Last year began amid much hope for Northwestern, which opened 4-0 with No. 4 Ohio State coming to Evanston for a prime-time national TV. Alas, Northwestern lost, 40-30, and never recovered.
Hopes are high in Lincoln for the program’s first conference championship since 1999. The defense looks like it could be the strongest part of Bo Pelini’s seventh Nebraska team. The front seven looks especially stout. The offense has some great building blocks, paced by a nice collection of running backs and receivers.
Jerry Kill has Minnesota on the rise. His win total has improved in each of his three seasons in the Twin Cities, going from three, to six to eight victories with bowls in each of the last two seasons. The best looks like it is yet to come.
Everything came up roses, literally and figuratively, for Michigan State last season. The Spartans won their first Big Ten title since taking a share of the 2010 crown. And Michigan State went to its first Rose Bowl since the 1987 season, beating Stanford to finish 13-1 overall en route to ranking No. 3 in the polls.
There is a sense of urgency around Ann Arbor as Brady Hoke and his short-sleeved shirts enter their fourth season at the helm.
Welcome to the Big Ten, Maryland. But beware: Your maiden voyage may be a bumpy one, so buckle up. Playing in the rugged Big Ten East is hazardous to the health of a developing program like Maryland.

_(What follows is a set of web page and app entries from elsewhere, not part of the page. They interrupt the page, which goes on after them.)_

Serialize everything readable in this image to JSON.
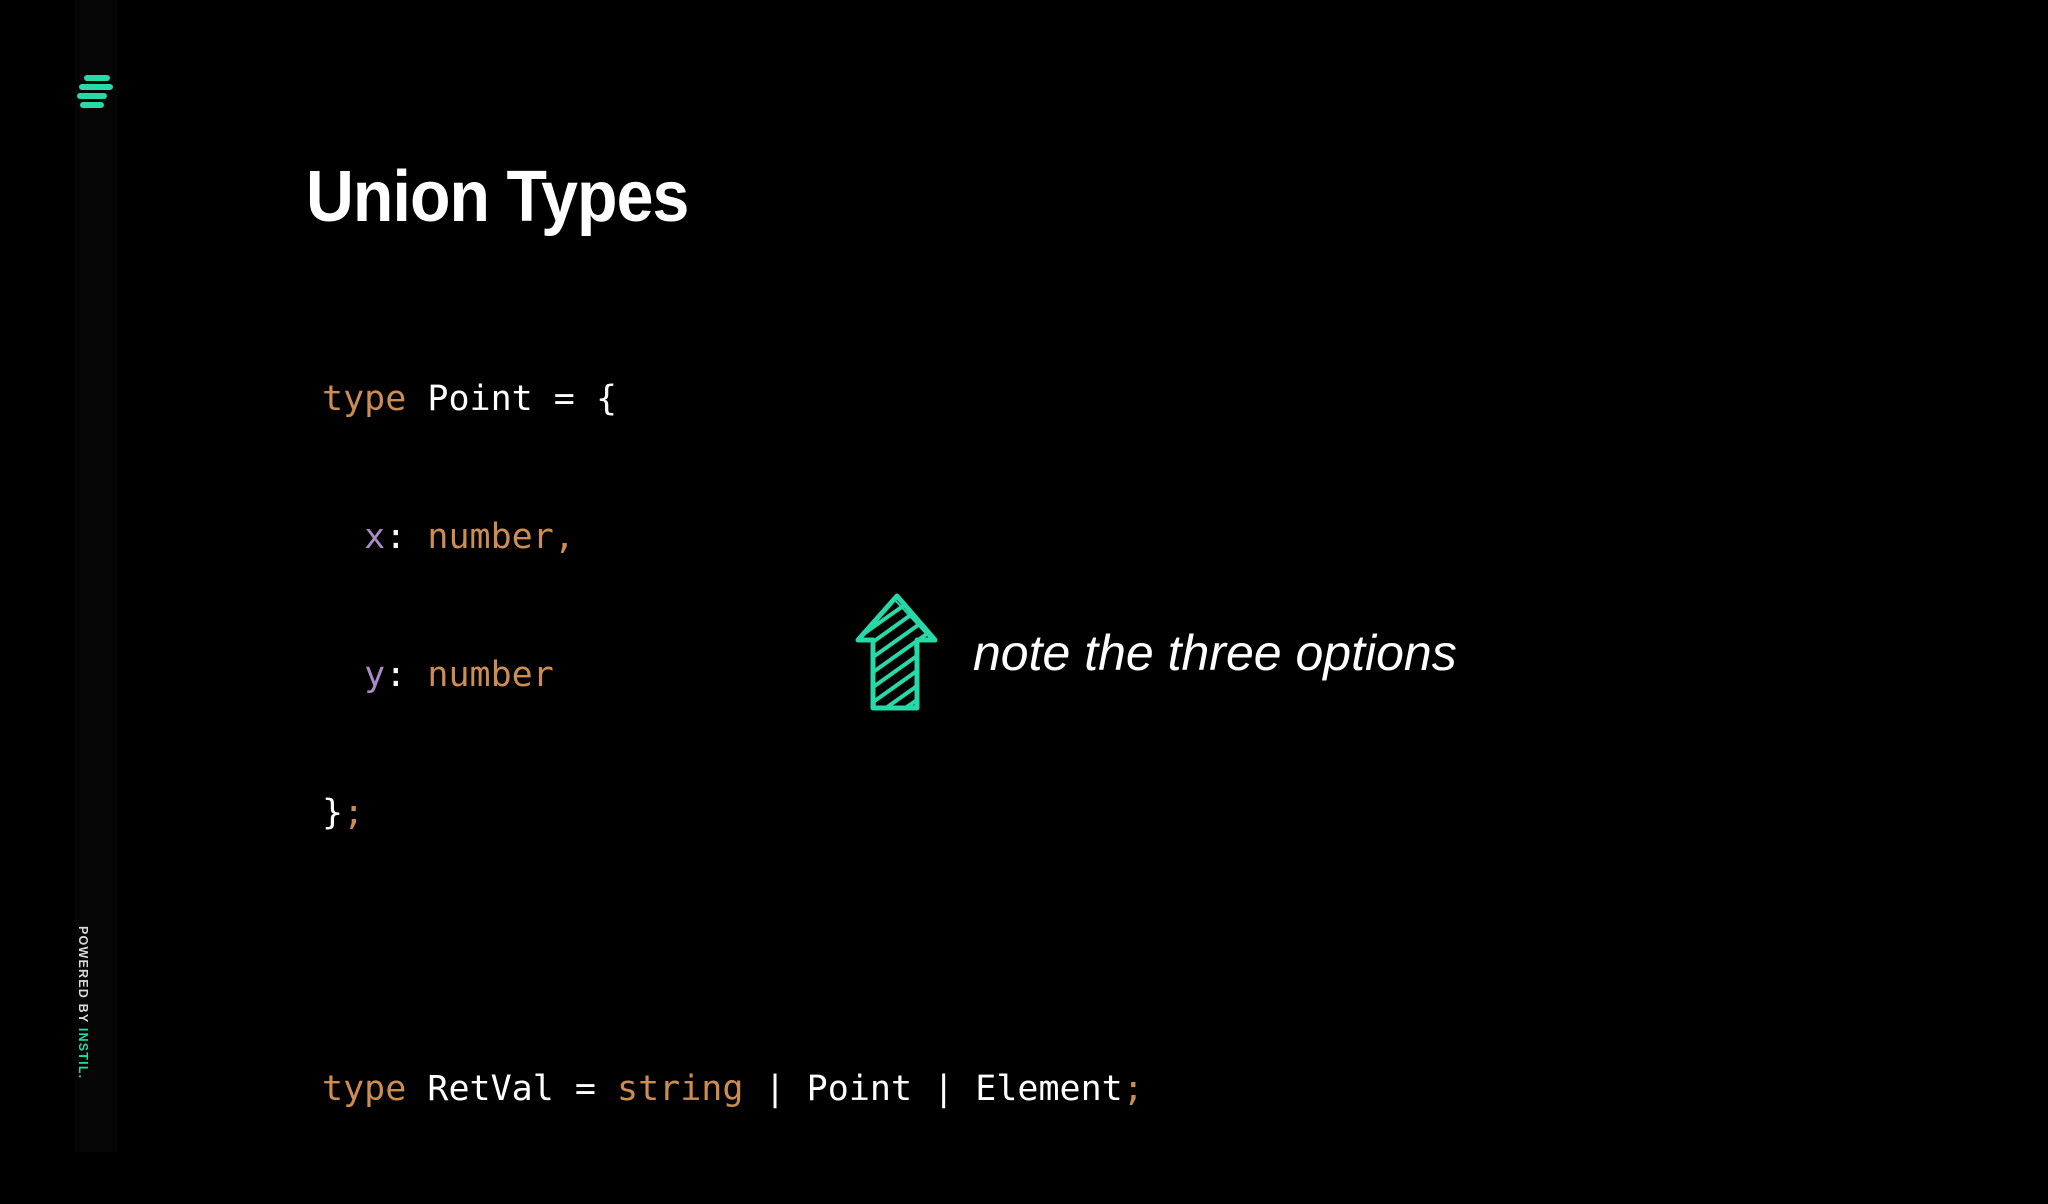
{
  "slide": {
    "title": "Union Types",
    "code": {
      "line1": {
        "kw": "type",
        "name": " Point = {"
      },
      "line2": {
        "indent": "  ",
        "prop": "x",
        "colon": ": ",
        "type": "number,",
        "rest": ""
      },
      "line3": {
        "indent": "  ",
        "prop": "y",
        "colon": ": ",
        "type": "number",
        "rest": ""
      },
      "line4": {
        "brace": "}",
        "semi": ";"
      },
      "line6": {
        "kw": "type",
        "name": " RetVal = ",
        "type1": "string",
        "sep1": " | ",
        "type2": "Point",
        "sep2": " | ",
        "type3": "Element",
        "semi": ";"
      }
    },
    "note": "note the three options",
    "footer": {
      "powered_by": "POWERED BY ",
      "brand": "INSTIL."
    }
  },
  "colors": {
    "background": "#000000",
    "keyword": "#cc8c52",
    "property": "#a98bc3",
    "text": "#ffffff",
    "accent": "#27d9a6"
  },
  "icons": {
    "logo": "instil-logo-icon",
    "arrow": "up-arrow-icon"
  }
}
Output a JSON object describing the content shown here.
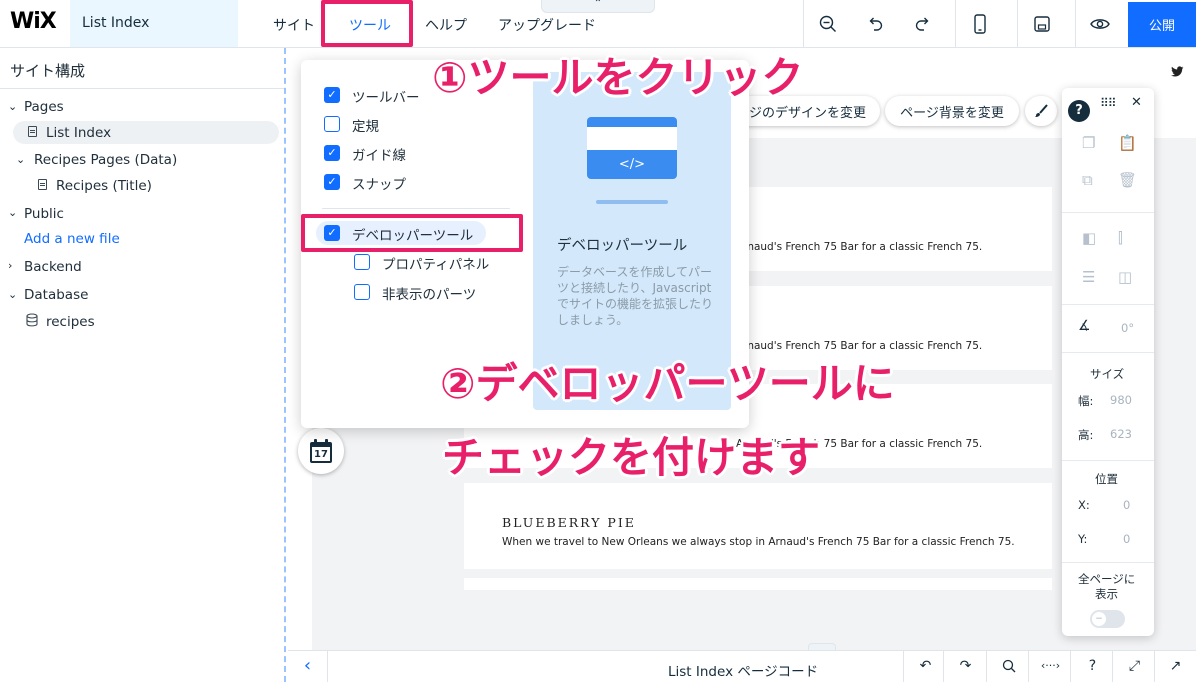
{
  "colors": {
    "accent": "#116dff",
    "annotation": "#e8206a",
    "dev_panel_bg": "#d3e9fb"
  },
  "topbar": {
    "logo": "WiX",
    "page_name": "List Index",
    "menu": {
      "site": "サイト",
      "tools": "ツール",
      "help": "ヘルプ",
      "upgrade": "アップグレード"
    },
    "collapse_icon": "chevron-up-icon",
    "buttons": [
      "zoom-out-icon",
      "undo-icon",
      "redo-icon",
      "mobile-icon",
      "save-icon",
      "preview-icon"
    ],
    "publish": "公開"
  },
  "sidebar": {
    "title": "サイト構成",
    "tree": {
      "pages": "Pages",
      "list_index": "List Index",
      "recipes_pages": "Recipes Pages (Data)",
      "recipes_title": "Recipes (Title)",
      "public": "Public",
      "add_file": "Add a new file",
      "backend": "Backend",
      "database": "Database",
      "recipes": "recipes"
    }
  },
  "canvas": {
    "pill_design": "ジのデザインを変更",
    "pill_background": "ページ背景を変更",
    "card_desc": "Arnaud's French 75 Bar for a classic French 75.",
    "card_partial_title": "BLUEBERRY PIE",
    "card_full_desc": "When we travel to New Orleans we always stop in Arnaud's French 75 Bar for a classic French 75.",
    "calendar_day": "17"
  },
  "tools_menu": {
    "toolbar": "ツールバー",
    "rulers": "定規",
    "guides": "ガイド線",
    "snap": "スナップ",
    "dev_tools": "デベロッパーツール",
    "properties_panel": "プロパティパネル",
    "hidden_parts": "非表示のパーツ",
    "dev_panel": {
      "title": "デベロッパーツール",
      "description": "データベースを作成してパーツと接続したり、Javascript でサイトの機能を拡張したりしましょう。",
      "code_glyph": "</>"
    }
  },
  "right_panel": {
    "rotation": "0°",
    "size_label": "サイズ",
    "width_label": "幅:",
    "width_value": "980",
    "height_label": "高:",
    "height_value": "623",
    "position_label": "位置",
    "x_label": "X:",
    "x_value": "0",
    "y_label": "Y:",
    "y_value": "0",
    "show_all_line1": "全ページに",
    "show_all_line2": "表示"
  },
  "bottombar": {
    "title": "List Index ページコード"
  },
  "annotations": {
    "step1": "①ツールをクリック",
    "step2": "②デベロッパーツールに",
    "step3": "チェックを付けます"
  }
}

If you see Kirk Ferentz smiling a lot, you’ll know why after looking at the Iowa schedule. No Iowa coach would admit it, but this is a schedule to die for, a chance to get fat, happy and maybe win Iowa its first Big Ten championship since 2004. Heck, even master cupcake scheduler Bill Snyder of Kansas State has to be jealous of this low-calorie menu.
Indiana hasn’t been to a bowl since 2007. Kevin Wilson is getting the Hoosiers closer, going from one, to four, to five wins in his three seasons in Bloomington. A postseason trip almost happened last year, if not for tough losses to Navy and Minnesota. Just like last season, Indiana will be propelled in 2014 by one of the Big Ten’s top offenses. But will the defense be better?
As Year Three of the Tim Beckman era downs, a sense of urgency has set in around Champaign-Urbana. When will Beckman deliver a bowl?
Back in April, the Big Ten announced it was going to implement a nine-game conference schedule, starting in 2016. Thursday, it unveiled the first such schedule—along with the 2017 Big Ten league slate.